There are quite a few words or expressions here having to do with gathering and dividing. One, which has to do with life itself, is in the phrase “the seeds sown.” There is the plurality of “our foes are strong,” and the plurality of “miracles.” Then, if you “pacified Ireland” it would mean that the warring things in Ireland came to have composition.

From Fervor to Lightness

Capt. Brennan (catching up The Plough and the Stars). Imprisonment for th’ Independence of Ireland!

Lieut. Langon (catching up the Tricolour). Wounds for th’ Independence of Ireland!

Clitheroe. Death for th’ Independence of Ireland!

The Three (together). So help us God!

They drink. A bugle blows the Assembly. They hurry out. A pause. Fluther and Rosie come out of the snug: Rosie is linking Fluther, who is a little drunk. Both are in a merry mood.

With that intensity and then getting in “a merry mood,” we have O’Casey at work.

Rosie sings a lively song and: “They go out with their arms around each other.” Then we have that strong seriousness:

Clitheroe’s Voice (in command outside). Dublin Battalion of the Irish Citizen Army, by th’ right, quick march!

Military language is often about gathering. Battalion is a kind of gathering. Platoon is a kind of gathering.
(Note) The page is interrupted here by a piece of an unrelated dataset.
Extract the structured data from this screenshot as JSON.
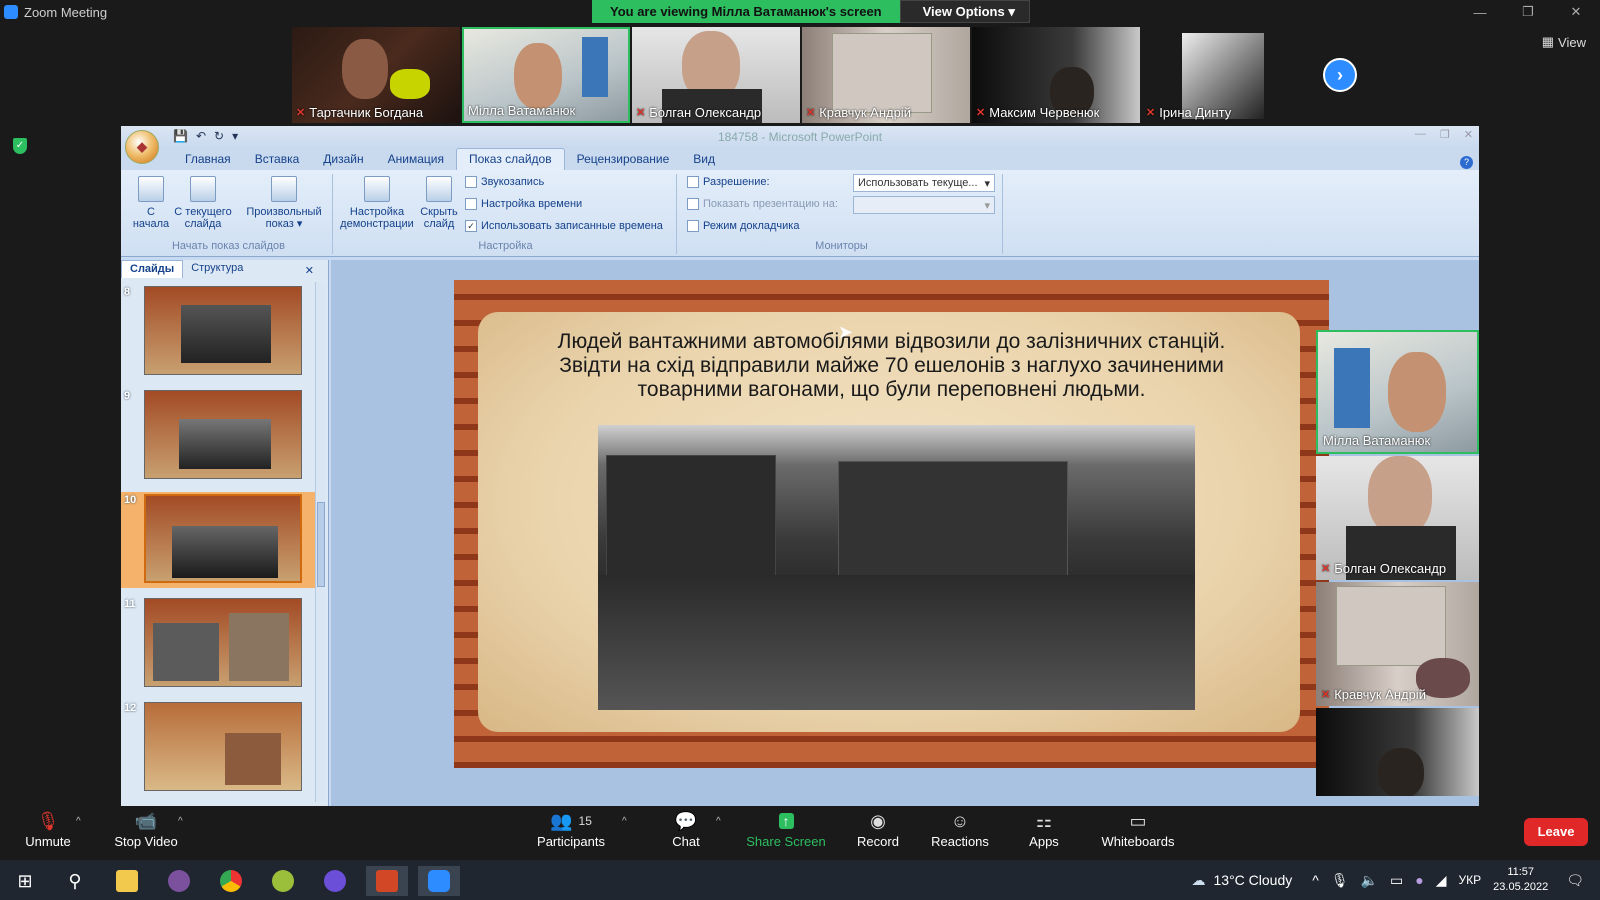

So are regiment, division, corps, and army itself.

So we have concluded the second act and gathered thoughts about gathering.